With Google, Actions define your app’s external interface. There are two components: an intent, which is a simple messaging object that describes the action, and fulfilment, which is the web service that can fulfill the intent. Actions are defined in a JSON action package.

If you’re interested, start by heading over to the Google Developers’ portal for Actions. Create an Actions Project, and an API A.I. agent that defines your intents. Once those are set up, provide fulfilment, which is code that is run on Firebase (much like AWS Lambda; both request and response messages are JSON).

You can either choose Cloud functions on Google Cloud, or do your own web services so long as they support HTTPS and can parse JSON. Google provides a node.js client library as well as examples for deploying to Google App engine and Heroku.

Each action package has one actions.intent.MAIN intent. This is the default action, and is specified in JSON. Here’s a useful example from the Eliza sample on Github: first, the main Intent handler, then one for raw input:

const mainIntentHandler = (app) => {

console.log('MAIN intent triggered.');

const eliza = new Eliza();

app.ask(eliza.getInitial(), {elizaInstance: eliza});

};

const rawInputIntentHandler = (app) => {

console.log('raw.input intent triggered.');

const eliza = new Eliza();

const invocationArg = app.getArgument(INVOCATION_ARGUMENT);

const elizaReply = invocationArg ? eliza.transform(invocationArg) :

eliza.getInitial();

app.ask(elizaReply, {elizaInstance: eliza});

};

Conclusion

Both Amazon and Google provide design documents for Voice UI and simulators, so you can really do a lot of research and experimentation before you actually build. (For Amazon, that functionality is available via Echosim; for Google Assistant, there’s an Actions Simulator.)

Thanks to all those resources, it’s easy to begin shaping out an idea for an action or skill, no matter which platform you choose; but voice commands are a deceptively difficult thing to get right, and developers could become snarled up unless they carefully diagram out functionality beforehand.

The game will only get more complicated later this year, when Apple introduces the HomePod, which leverages Siri. That means developers who want to work on all available platforms will need to become familiar with yet another company’s software. Fortunately, there’s SiriKit, as well as documentation that breaks down Apple’s take on intents.

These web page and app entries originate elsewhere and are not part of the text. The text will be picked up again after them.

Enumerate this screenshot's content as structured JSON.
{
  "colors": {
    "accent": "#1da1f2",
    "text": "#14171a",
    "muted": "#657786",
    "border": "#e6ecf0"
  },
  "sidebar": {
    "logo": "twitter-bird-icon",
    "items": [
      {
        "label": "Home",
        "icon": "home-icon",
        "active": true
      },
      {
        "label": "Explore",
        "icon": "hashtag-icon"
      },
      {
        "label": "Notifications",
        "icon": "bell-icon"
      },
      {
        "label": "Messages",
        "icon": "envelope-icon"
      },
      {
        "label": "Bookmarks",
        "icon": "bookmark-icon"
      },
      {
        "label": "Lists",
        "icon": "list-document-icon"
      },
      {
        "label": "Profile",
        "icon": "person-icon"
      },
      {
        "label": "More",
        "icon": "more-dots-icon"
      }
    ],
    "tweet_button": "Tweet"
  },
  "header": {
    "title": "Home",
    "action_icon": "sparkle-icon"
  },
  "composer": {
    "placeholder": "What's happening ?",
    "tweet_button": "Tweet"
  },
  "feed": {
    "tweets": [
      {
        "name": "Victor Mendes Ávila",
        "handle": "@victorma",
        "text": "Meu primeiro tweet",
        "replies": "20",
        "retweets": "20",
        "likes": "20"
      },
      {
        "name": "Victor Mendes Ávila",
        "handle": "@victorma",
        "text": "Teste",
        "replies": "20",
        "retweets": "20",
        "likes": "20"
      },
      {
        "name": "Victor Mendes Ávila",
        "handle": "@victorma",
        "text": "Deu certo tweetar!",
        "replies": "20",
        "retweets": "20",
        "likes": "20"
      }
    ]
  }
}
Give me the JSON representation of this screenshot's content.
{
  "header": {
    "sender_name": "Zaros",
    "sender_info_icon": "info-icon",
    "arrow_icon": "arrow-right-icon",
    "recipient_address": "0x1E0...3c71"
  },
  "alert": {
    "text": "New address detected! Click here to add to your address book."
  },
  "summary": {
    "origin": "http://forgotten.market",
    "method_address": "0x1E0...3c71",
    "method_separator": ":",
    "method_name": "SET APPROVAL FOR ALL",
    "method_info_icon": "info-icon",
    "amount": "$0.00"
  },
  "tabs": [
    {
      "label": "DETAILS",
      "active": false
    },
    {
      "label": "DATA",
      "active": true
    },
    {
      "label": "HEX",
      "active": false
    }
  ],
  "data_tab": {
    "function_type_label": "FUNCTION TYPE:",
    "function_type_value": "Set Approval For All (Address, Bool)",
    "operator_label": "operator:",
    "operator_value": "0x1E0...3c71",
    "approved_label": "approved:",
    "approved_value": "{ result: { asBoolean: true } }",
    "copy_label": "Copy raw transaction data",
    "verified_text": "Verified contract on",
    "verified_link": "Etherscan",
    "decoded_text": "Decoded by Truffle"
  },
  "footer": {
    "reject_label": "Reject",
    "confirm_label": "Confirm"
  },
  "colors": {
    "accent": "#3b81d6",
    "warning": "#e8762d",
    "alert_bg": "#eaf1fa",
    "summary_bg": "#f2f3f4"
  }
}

Welcome to the beginning of the future.

Image Credit: Zapp2Photo/Shutterstock.com

Post a Comment

Your email address will not be published.